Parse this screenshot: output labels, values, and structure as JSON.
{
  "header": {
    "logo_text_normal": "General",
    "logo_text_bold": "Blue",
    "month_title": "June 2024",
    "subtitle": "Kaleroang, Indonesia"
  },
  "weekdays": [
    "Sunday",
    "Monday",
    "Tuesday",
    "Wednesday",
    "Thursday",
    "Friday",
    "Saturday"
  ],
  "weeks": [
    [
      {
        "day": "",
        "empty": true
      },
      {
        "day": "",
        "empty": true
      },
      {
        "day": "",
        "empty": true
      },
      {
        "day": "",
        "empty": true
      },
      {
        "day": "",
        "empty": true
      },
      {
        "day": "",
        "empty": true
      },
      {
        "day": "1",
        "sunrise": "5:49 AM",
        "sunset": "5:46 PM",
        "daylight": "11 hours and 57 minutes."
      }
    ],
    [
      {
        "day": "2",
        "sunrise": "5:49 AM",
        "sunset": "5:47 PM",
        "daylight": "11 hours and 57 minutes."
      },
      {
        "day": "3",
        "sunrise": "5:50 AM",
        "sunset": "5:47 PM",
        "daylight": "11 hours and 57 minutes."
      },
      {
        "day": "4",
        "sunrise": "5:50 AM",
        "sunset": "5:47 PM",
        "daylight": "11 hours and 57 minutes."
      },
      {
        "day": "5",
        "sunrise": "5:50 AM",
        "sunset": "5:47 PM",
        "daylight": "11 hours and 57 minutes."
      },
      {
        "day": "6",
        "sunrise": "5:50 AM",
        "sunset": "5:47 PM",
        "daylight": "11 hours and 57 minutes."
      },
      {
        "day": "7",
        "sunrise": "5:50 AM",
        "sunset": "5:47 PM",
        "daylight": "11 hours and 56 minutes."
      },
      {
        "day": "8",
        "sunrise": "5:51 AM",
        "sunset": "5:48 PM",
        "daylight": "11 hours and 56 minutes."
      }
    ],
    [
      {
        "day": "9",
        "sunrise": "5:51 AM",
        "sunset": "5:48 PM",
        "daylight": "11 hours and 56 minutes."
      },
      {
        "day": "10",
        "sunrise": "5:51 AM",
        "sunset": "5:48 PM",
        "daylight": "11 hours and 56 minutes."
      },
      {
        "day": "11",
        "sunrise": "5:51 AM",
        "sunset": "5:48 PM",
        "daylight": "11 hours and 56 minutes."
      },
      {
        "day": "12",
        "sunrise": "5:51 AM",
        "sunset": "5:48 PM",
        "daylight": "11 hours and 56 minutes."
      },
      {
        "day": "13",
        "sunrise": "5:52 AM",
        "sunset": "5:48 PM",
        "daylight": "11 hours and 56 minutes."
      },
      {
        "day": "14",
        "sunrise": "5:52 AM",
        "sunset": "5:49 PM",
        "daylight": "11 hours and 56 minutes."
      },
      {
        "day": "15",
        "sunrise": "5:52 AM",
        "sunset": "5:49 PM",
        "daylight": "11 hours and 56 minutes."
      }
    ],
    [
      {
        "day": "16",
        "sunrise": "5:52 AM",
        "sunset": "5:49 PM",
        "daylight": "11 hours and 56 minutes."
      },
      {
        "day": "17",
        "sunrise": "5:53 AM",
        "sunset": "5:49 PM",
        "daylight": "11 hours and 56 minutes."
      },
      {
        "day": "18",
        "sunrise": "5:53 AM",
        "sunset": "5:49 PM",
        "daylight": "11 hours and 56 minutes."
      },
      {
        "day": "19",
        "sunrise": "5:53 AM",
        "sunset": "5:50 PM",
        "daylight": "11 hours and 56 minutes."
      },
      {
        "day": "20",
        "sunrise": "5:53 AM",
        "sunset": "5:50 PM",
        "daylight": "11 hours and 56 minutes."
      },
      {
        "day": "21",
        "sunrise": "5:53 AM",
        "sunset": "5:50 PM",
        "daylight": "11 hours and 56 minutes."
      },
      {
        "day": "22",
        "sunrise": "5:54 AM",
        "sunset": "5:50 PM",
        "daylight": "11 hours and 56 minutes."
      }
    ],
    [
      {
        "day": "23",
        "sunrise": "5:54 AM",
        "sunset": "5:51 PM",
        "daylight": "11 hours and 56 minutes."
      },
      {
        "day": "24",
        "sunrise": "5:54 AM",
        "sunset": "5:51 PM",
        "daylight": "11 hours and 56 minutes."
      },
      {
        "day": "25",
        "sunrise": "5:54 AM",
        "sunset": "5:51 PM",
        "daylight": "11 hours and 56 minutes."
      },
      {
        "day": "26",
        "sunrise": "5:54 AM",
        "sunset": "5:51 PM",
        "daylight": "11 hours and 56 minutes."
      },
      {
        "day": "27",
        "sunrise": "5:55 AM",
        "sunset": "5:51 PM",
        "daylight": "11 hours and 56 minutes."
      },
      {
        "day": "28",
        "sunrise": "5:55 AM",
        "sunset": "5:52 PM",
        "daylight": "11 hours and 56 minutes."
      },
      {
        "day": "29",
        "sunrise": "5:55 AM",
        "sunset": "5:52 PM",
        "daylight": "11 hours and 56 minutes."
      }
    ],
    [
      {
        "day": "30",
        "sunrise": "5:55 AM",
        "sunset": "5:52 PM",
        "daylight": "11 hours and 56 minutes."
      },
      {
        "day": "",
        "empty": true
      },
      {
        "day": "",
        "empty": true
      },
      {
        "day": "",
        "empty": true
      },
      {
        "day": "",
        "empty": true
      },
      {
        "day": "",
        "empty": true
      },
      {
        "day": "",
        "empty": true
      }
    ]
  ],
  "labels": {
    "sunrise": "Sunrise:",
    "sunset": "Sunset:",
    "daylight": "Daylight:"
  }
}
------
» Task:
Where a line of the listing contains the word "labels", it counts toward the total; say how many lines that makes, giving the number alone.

» Exercise response:
2